I have never been a part of a family big enough to require a reunion. We have had many family gatherings over the years, but never a reunion. Father’s side, mother’s side, and weird couplings around weddings. These are the closest that we have come.
This week is something of an experiment. My family of four, my parents, my two brothers and their fiancées, and my paternal grandmother will be convening at our house. Costco, target, Peets coffee and tea, and a very short trip to Macy’s. So far, so good.
It just makes me wonder what we are supposed to be doing to get the most out of our time together. Should we be going out to the Zoo like we plan or should we be staying in and watching movies. Should we send my children off to school and have some more adult time, of is it sufficient to keep them with us every day so that the whole family will get to hang out with them as much as they would like.
And why do these questions suddenly matter so much to me? Well, I think that questions of family are the basis for most of the questions that I am asking. If the family is the most basic subset of a collaborative team, I should want to see just how far I can take my ideas of working together within an intensely tradition-based group.
So, my first order of business was to create a Google Doc for planning out the whole week. At certain times, each member of. Y family has logged in and put in their preferences for food, entertainment, and sleeping arrangements. My mother and I spent a good afternoon getting the document worked out, carving conversations in the comments and then responding with new pieces of information elsewhere in the document.
My father then set up a dropbox.com folder for all of the PDF files and directions that we needed. This folder syncs with my computer and iPad, so I haven’t been out of touch on any aspect the whole time.
The next order of business is to establish a familiar reunion hash tag so that all of us can tweet no matter where we are in the city and we will all be able to follow along. We will also be posting to flickr and facebook using this tag for easy searching. I can’t wait to see the geotagged Map of our trip.
Asfor the plans, maybe we should be putting the whole thing on plan cast so that people will be able to follow along with our exploits. Or, perhaps we just need to post our itinerary afterwards via FourSquare. I feel as though it may be better to know where we have been for some reason than where we are going.
I think we should probably scrobble the whole weekend’s music lisning on last.fm. I also think it might be a good idea to track our coffee consumption with a live coffee cam set up to stream from the kitchen.
Okay, so perhaps those ideas are a bit much, but I am interested in pushing the idea of a family reunion to the estreme, mostly because I can’t stand the idea of being in a family with matching t-shirts. I want to be a part of the family that tags things via bar code (a la stickybits). I want to be a part of the family that doesn’t ever give up in trying to all be in the same place at the same time, even if that means skyping someone in.
I want to literally put my family on the map, a Google Map.

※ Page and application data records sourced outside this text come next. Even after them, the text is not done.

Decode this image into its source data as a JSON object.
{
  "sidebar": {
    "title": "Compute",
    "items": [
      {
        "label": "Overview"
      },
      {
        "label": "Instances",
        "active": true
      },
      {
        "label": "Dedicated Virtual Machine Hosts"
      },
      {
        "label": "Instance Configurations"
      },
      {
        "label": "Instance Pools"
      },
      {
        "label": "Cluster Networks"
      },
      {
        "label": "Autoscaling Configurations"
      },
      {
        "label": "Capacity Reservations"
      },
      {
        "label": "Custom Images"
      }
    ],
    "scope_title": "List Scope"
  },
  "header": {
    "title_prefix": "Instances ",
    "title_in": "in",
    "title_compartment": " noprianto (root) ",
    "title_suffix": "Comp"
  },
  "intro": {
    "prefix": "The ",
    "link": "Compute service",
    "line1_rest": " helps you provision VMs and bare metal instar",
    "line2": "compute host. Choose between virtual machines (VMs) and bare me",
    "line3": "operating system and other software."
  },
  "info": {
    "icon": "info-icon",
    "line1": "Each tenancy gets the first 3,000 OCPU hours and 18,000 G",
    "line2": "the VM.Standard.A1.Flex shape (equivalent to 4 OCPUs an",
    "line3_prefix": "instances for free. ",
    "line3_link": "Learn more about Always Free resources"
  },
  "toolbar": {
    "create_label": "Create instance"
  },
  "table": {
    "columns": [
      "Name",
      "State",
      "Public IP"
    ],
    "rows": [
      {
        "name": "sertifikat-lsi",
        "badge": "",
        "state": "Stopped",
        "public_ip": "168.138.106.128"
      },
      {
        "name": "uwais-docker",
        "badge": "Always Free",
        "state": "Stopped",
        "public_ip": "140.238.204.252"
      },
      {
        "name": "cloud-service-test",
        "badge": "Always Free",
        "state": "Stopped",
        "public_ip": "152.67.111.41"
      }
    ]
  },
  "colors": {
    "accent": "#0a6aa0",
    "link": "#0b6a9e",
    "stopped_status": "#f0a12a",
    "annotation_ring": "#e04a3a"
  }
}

They say that the key to a family is communication, and in this one small area, I think THEY are right. What I would like to attempt is to communicate as much as we possibly can so that no one is left behind, and no one forgets what they are supposed to do, or even what happened. This week is going to be fantastic, not only because it will be filled with my family, but because my family will be working together to create the types of environments that I always want to be a part of.
Who knows, perhaps we will do such a good job of experiencing, communicating, and archiving our adventures that we will be able to play them back like a short film and allow future reunions to simply continue the story.
More than anything, I hope that this week is something that we will struggle to top in the future because we take enough risks and find the right amount of relaxation and fun. Shouldn’t be too much to ask for.